For the past month, I’ve been using LadyKin’s Triple Fantasy Brilliant Repairing Ampoule. It sounds like a Victorian romance novel title — but with a more tempered and realistic ending, I should say. On many personal blogs and in forums like Reddit, this ampoule is said to be a dupe of Estee Lauder’s Advanced Night Repair, which I’ve never used. There are many things to keep in mind about why people prefer originals over dupes and vice versa. As always, YMMV.
Now, this 50ml bottle was a revelation from the moment I received it. While the Missha LongName ampoule was all arrayed in royal purple with pinkish tones, the LadyKin Triple Fantasy Ampoule is like Cinderella pre-godmother makeover by comparison. The box is plain and brown and something you’d probably pass over on the shelf. But once you see the bottle, it showcases both simplicity and elegance. The gold letters and detail on the dropper cap play off nicely with the slightly matte yet glossy brown bottle.
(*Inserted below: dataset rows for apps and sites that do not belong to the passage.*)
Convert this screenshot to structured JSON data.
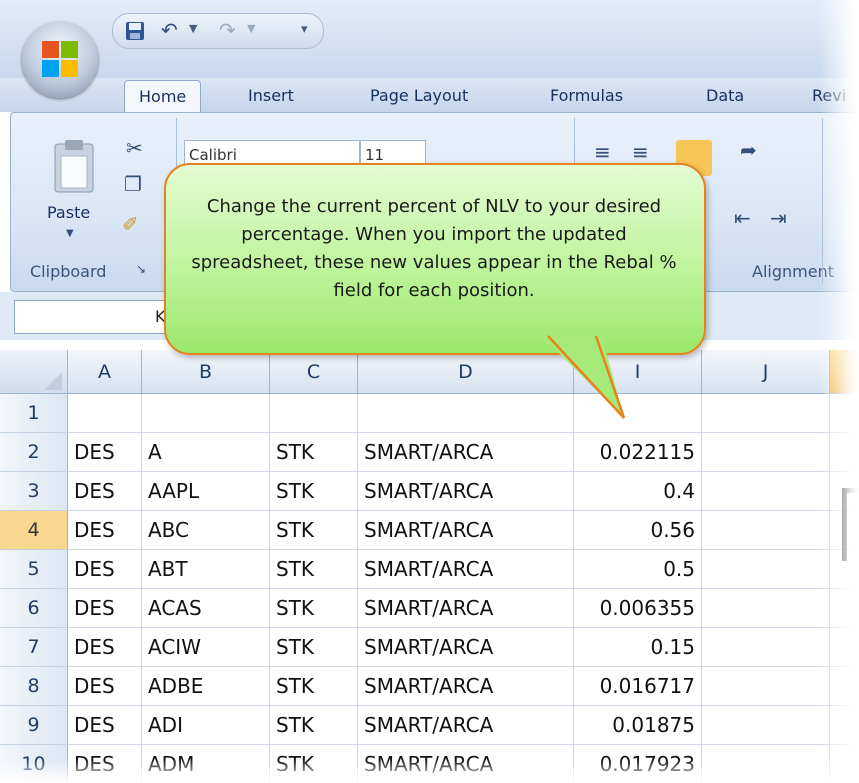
{
  "quick_access": {
    "save_icon": "save-icon",
    "undo_icon": "undo-icon",
    "redo_icon": "redo-icon",
    "customize_icon": "customize-qat-icon"
  },
  "tabs": [
    "Home",
    "Insert",
    "Page Layout",
    "Formulas",
    "Data",
    "Revi"
  ],
  "ribbon": {
    "paste_label": "Paste",
    "clipboard_label": "Clipboard",
    "alignment_label": "Alignment",
    "font_name": "Calibri",
    "font_size": "11"
  },
  "name_box": "K4",
  "callout": {
    "text": "Change the current percent of NLV to your desired percentage. When you import the updated spreadsheet, these new values appear in the Rebal % field for each position."
  },
  "grid": {
    "columns": [
      "A",
      "B",
      "C",
      "D",
      "I",
      "J"
    ],
    "selected_row": "4",
    "rows": [
      {
        "num": "1",
        "a": "",
        "b": "",
        "c": "",
        "d": "",
        "i": ""
      },
      {
        "num": "2",
        "a": "DES",
        "b": "A",
        "c": "STK",
        "d": "SMART/ARCA",
        "i": "0.022115"
      },
      {
        "num": "3",
        "a": "DES",
        "b": "AAPL",
        "c": "STK",
        "d": "SMART/ARCA",
        "i": "0.4"
      },
      {
        "num": "4",
        "a": "DES",
        "b": "ABC",
        "c": "STK",
        "d": "SMART/ARCA",
        "i": "0.56"
      },
      {
        "num": "5",
        "a": "DES",
        "b": "ABT",
        "c": "STK",
        "d": "SMART/ARCA",
        "i": "0.5"
      },
      {
        "num": "6",
        "a": "DES",
        "b": "ACAS",
        "c": "STK",
        "d": "SMART/ARCA",
        "i": "0.006355"
      },
      {
        "num": "7",
        "a": "DES",
        "b": "ACIW",
        "c": "STK",
        "d": "SMART/ARCA",
        "i": "0.15"
      },
      {
        "num": "8",
        "a": "DES",
        "b": "ADBE",
        "c": "STK",
        "d": "SMART/ARCA",
        "i": "0.016717"
      },
      {
        "num": "9",
        "a": "DES",
        "b": "ADI",
        "c": "STK",
        "d": "SMART/ARCA",
        "i": "0.01875"
      },
      {
        "num": "10",
        "a": "DES",
        "b": "ADM",
        "c": "STK",
        "d": "SMART/ARCA",
        "i": "0.017923"
      }
    ]
  }
}
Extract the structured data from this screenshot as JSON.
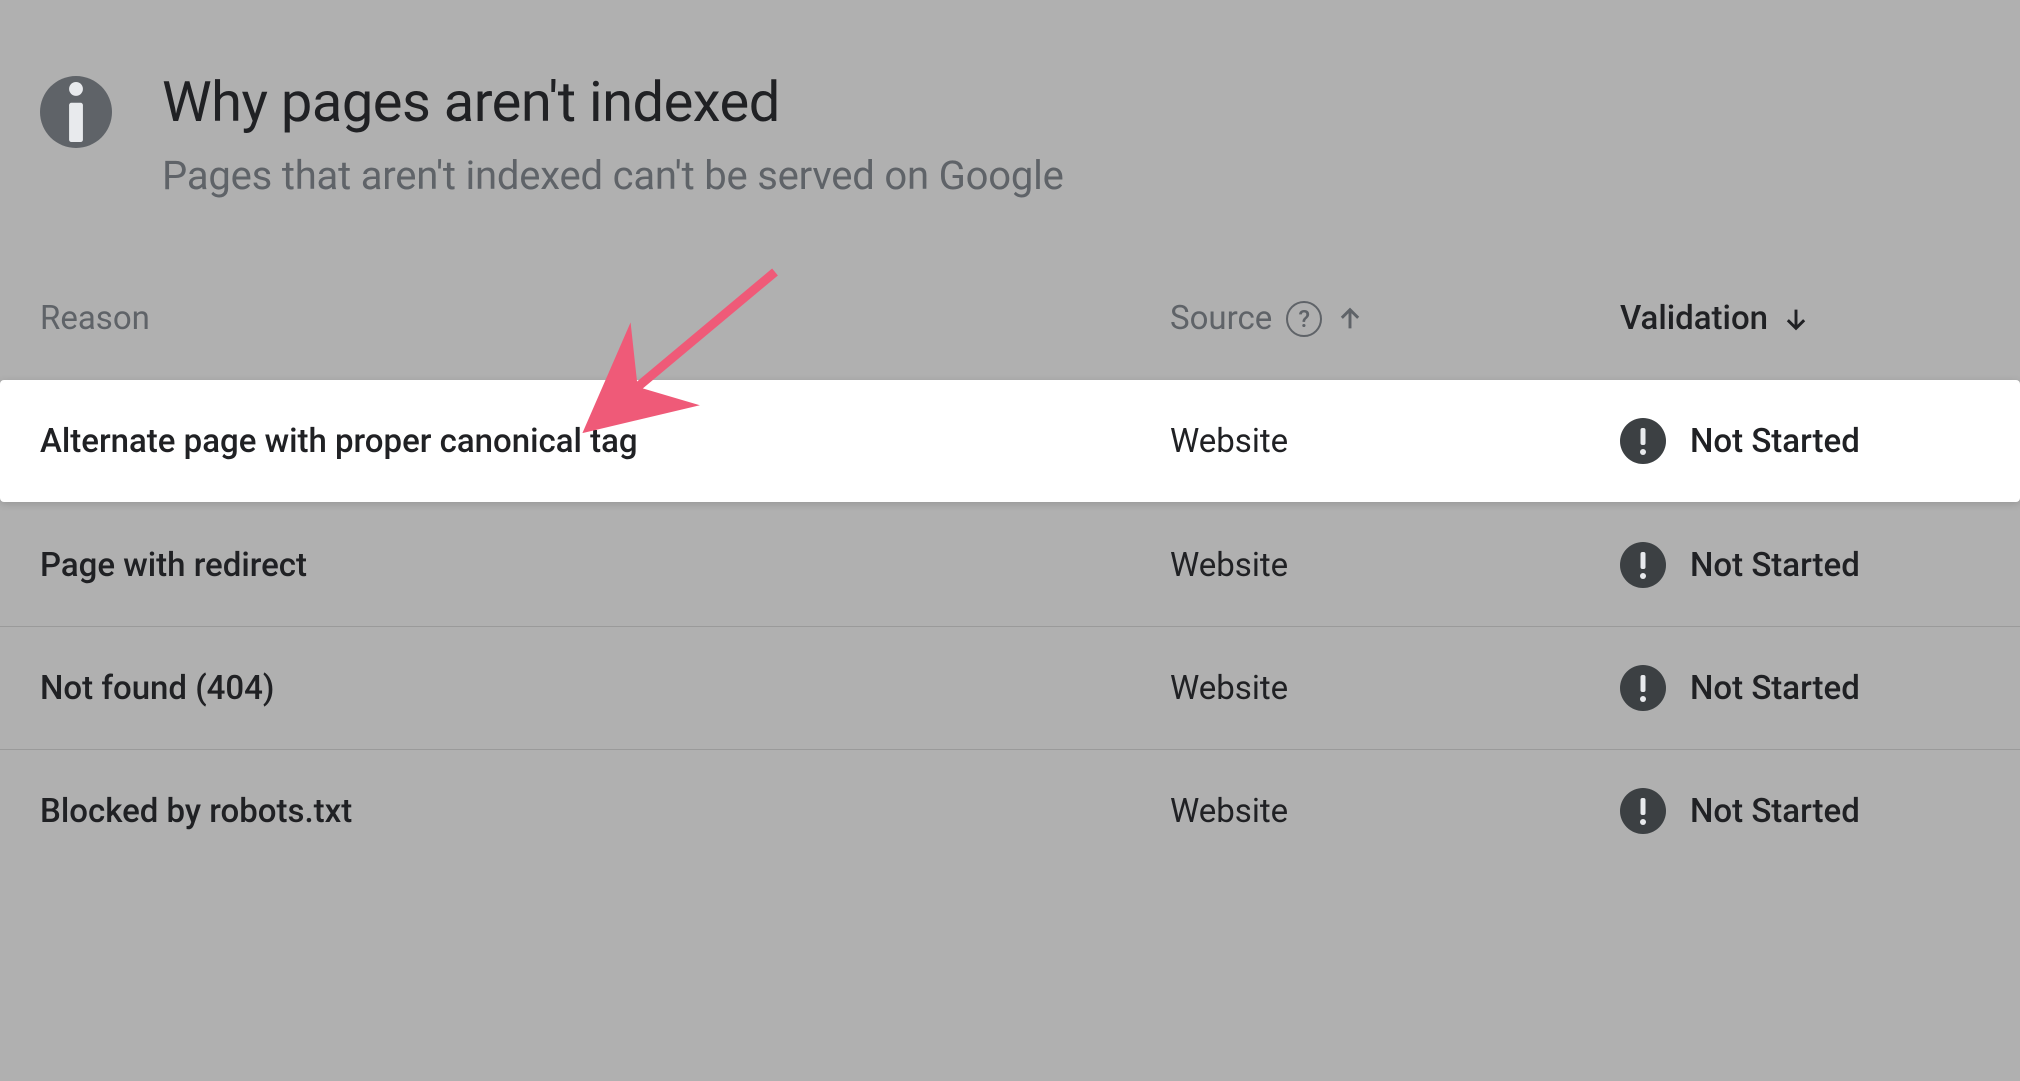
{
  "header": {
    "title": "Why pages aren't indexed",
    "subtitle": "Pages that aren't indexed can't be served on Google"
  },
  "columns": {
    "reason": "Reason",
    "source": "Source",
    "validation": "Validation"
  },
  "rows": [
    {
      "reason": "Alternate page with proper canonical tag",
      "source": "Website",
      "validation": "Not Started",
      "highlighted": true
    },
    {
      "reason": "Page with redirect",
      "source": "Website",
      "validation": "Not Started",
      "highlighted": false
    },
    {
      "reason": "Not found (404)",
      "source": "Website",
      "validation": "Not Started",
      "highlighted": false
    },
    {
      "reason": "Blocked by robots.txt",
      "source": "Website",
      "validation": "Not Started",
      "highlighted": false
    }
  ]
}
The price tag is also very easy on the eyes at US$15.21.
The “Triple Fantasy” refers to its whitening, anti-wrinkle and moisturizing benefits. While whitening my skin doesn’t exactly figure in any of my fantasies, an even skin tone does so I’m hoping the ampoule will help me achieve that. Anti-wrinkle and moisture retention are also something I can totally get on board with because it’s getting cooler here in Hong Kong and winter is coming (Team Lyanna Mormont!). I’m a belated but now firm believer that “anti-wrinkle” products are no longer relegated to a certain age bracket. If you’re in your 20s and you want to delay those forehead lines and eye bags a little longer (perhaps caused by too much Netflix, study hours, and Snapchatting), be proactive in being preventive!
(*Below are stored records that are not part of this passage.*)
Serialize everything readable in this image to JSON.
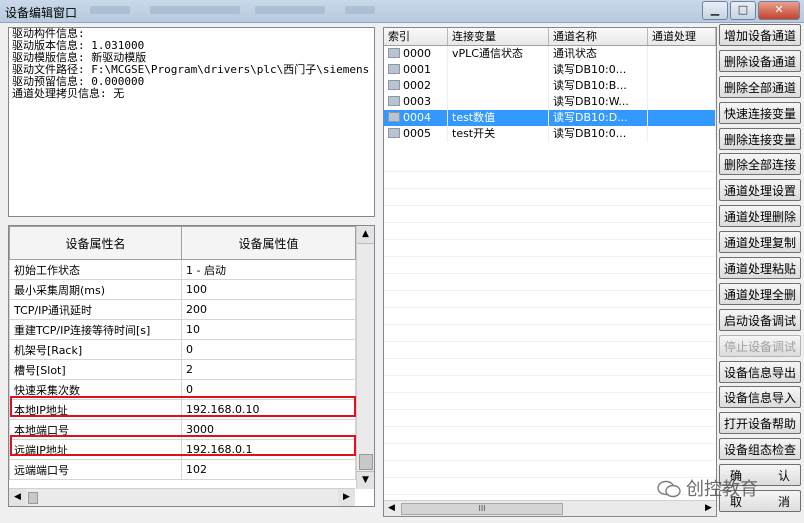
{
  "window": {
    "title": "设备编辑窗口"
  },
  "info": {
    "lines": [
      "驱动构件信息:",
      "驱动版本信息: 1.031000",
      "驱动模版信息: 新驱动模版",
      "驱动文件路径: F:\\MCGSE\\Program\\drivers\\plc\\西门子\\siemens",
      "驱动预留信息: 0.000000",
      "通道处理拷贝信息: 无"
    ]
  },
  "properties": {
    "headers": [
      "设备属性名",
      "设备属性值"
    ],
    "rows": [
      [
        "初始工作状态",
        "1 - 启动"
      ],
      [
        "最小采集周期(ms)",
        "100"
      ],
      [
        "TCP/IP通讯延时",
        "200"
      ],
      [
        "重建TCP/IP连接等待时间[s]",
        "10"
      ],
      [
        "机架号[Rack]",
        "0"
      ],
      [
        "槽号[Slot]",
        "2"
      ],
      [
        "快速采集次数",
        "0"
      ],
      [
        "本地IP地址",
        "192.168.0.10"
      ],
      [
        "本地端口号",
        "3000"
      ],
      [
        "远端IP地址",
        "192.168.0.1"
      ],
      [
        "远端端口号",
        "102"
      ]
    ]
  },
  "channels": {
    "headers": [
      "索引",
      "连接变量",
      "通道名称",
      "通道处理"
    ],
    "rows": [
      [
        "0000",
        "vPLC通信状态",
        "通讯状态",
        ""
      ],
      [
        "0001",
        "",
        "读写DB10:0...",
        ""
      ],
      [
        "0002",
        "",
        "读写DB10:B...",
        ""
      ],
      [
        "0003",
        "",
        "读写DB10:W...",
        ""
      ],
      [
        "0004",
        "test数值",
        "读写DB10:D...",
        ""
      ],
      [
        "0005",
        "test开关",
        "读写DB10:0...",
        ""
      ]
    ],
    "selected_index": "0004",
    "scroll_thumb_label": "III"
  },
  "buttons": [
    {
      "label": "增加设备通道",
      "enabled": true
    },
    {
      "label": "删除设备通道",
      "enabled": true
    },
    {
      "label": "删除全部通道",
      "enabled": true
    },
    {
      "label": "快速连接变量",
      "enabled": true
    },
    {
      "label": "删除连接变量",
      "enabled": true
    },
    {
      "label": "删除全部连接",
      "enabled": true
    },
    {
      "label": "通道处理设置",
      "enabled": true
    },
    {
      "label": "通道处理删除",
      "enabled": true
    },
    {
      "label": "通道处理复制",
      "enabled": true
    },
    {
      "label": "通道处理粘贴",
      "enabled": true
    },
    {
      "label": "通道处理全删",
      "enabled": true
    },
    {
      "label": "启动设备调试",
      "enabled": true
    },
    {
      "label": "停止设备调试",
      "enabled": false
    },
    {
      "label": "设备信息导出",
      "enabled": true
    },
    {
      "label": "设备信息导入",
      "enabled": true
    },
    {
      "label": "打开设备帮助",
      "enabled": true
    },
    {
      "label": "设备组态检查",
      "enabled": true
    },
    {
      "label": "确 认",
      "enabled": true
    },
    {
      "label": "取 消",
      "enabled": true
    }
  ],
  "watermark": {
    "text": "创控教育"
  },
  "colors": {
    "highlight_box": "#e0101c",
    "selection": "#3399ff"
  }
}
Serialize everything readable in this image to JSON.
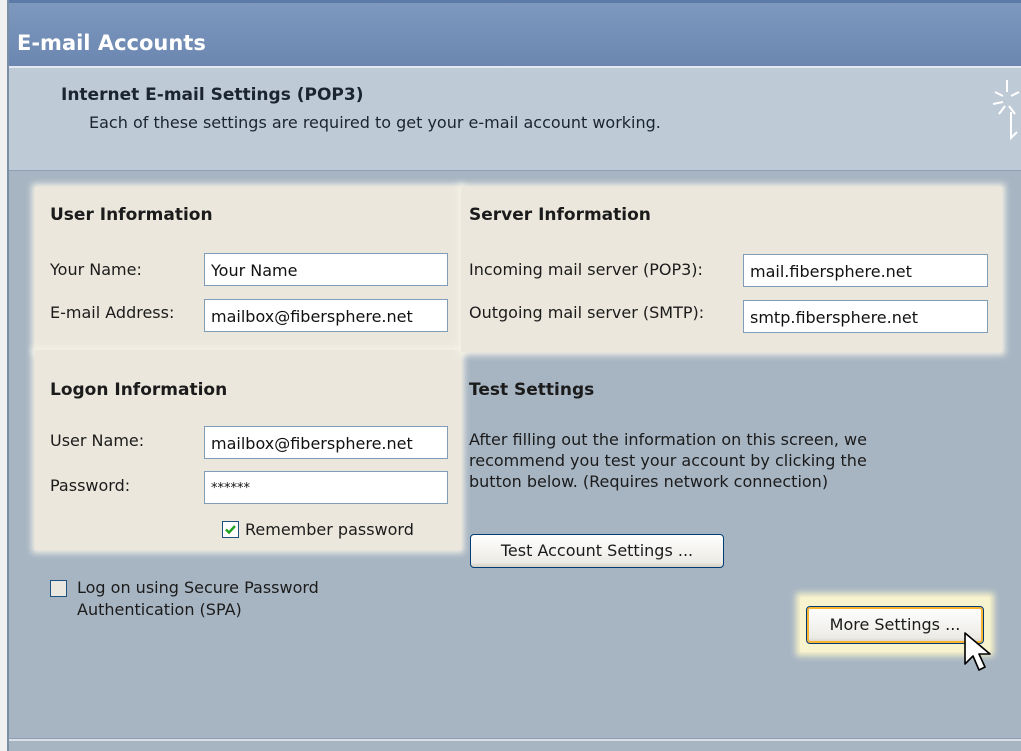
{
  "window": {
    "title": "E-mail Accounts"
  },
  "header": {
    "title": "Internet E-mail Settings (POP3)",
    "subtitle": "Each of these settings are required to get your e-mail account working."
  },
  "user_information": {
    "title": "User Information",
    "name_label": "Your Name:",
    "name_value": "Your Name",
    "email_label": "E-mail Address:",
    "email_value": "mailbox@fibersphere.net"
  },
  "server_information": {
    "title": "Server Information",
    "incoming_label": "Incoming mail server (POP3):",
    "incoming_value": "mail.fibersphere.net",
    "outgoing_label": "Outgoing mail server (SMTP):",
    "outgoing_value": "smtp.fibersphere.net"
  },
  "logon_information": {
    "title": "Logon Information",
    "username_label": "User Name:",
    "username_value": "mailbox@fibersphere.net",
    "password_label": "Password:",
    "password_value": "******",
    "remember_label": "Remember password",
    "remember_checked": true,
    "spa_label_line1": "Log on using Secure Password",
    "spa_label_line2": "Authentication (SPA)",
    "spa_checked": false
  },
  "test_settings": {
    "title": "Test Settings",
    "line1": "After filling out the information on this screen, we",
    "line2": "recommend you test your account by clicking the",
    "line3": "button below. (Requires network connection)",
    "test_button": "Test Account Settings ...",
    "more_button": "More Settings ..."
  },
  "colors": {
    "window_bg": "#a7b5c3",
    "panel_bg": "#ebe7dc",
    "titlebar": "#6a86b0",
    "button_highlight": "#f8b332",
    "checkbox_check": "#21a121"
  },
  "icons": [
    "wizard-sparkle-icon",
    "checkmark-icon",
    "mouse-pointer-icon"
  ]
}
A combination of fermented ingredients like natto gum, galactomyces ferment filtrate, streptococcus ferment filtrate (a lactic acid ferment used in making yogurt), lactobacillus/soymilk ferment filtrate (to help strengthen and protect skin’s moisture barrier), plus sodium hyaluronate (a humectant) and niacinamide (for brightening) lead the ingredients list. I am pleased to note that fragrance is listed near the bottom of the list. There isn’t any heavy fragrance in the product as far as I can tell but for those with sensitive noses or with an allergy to fragrances, you might want to keep this in mind. For the full list of ingredients along with any possible acne triggers, here’s a link to its COSDNA page.
For the fluid itself, I was expecting something quite identical to the Missha Borabit ampoule which is slightly thick and yellowish. Instead, this ampoule is clearer and just a little more watery. As a result, my skin absorbed this more quickly and it left no detectable sheen on my face. In the first week when I used it only twice, there was a slight stinging on a spot on my left cheek. Other than that, application in the succeeding weeks went smoothly. I now use it three to four times a week at night, near the end of my evening skincare regimen. Some recent pimple scars near my brow are now slightly lighter and my forehead looks more even.
Because of its consistency, I think my ampoule will last me probably until the end of the year. I’m going to continue using it to see whether it can cope with my skin’s demands as the temperature here in Hong Kong drops. Would I repurchase this? With its very friendly price point and compatibility with my skin, it’s a resounding YES!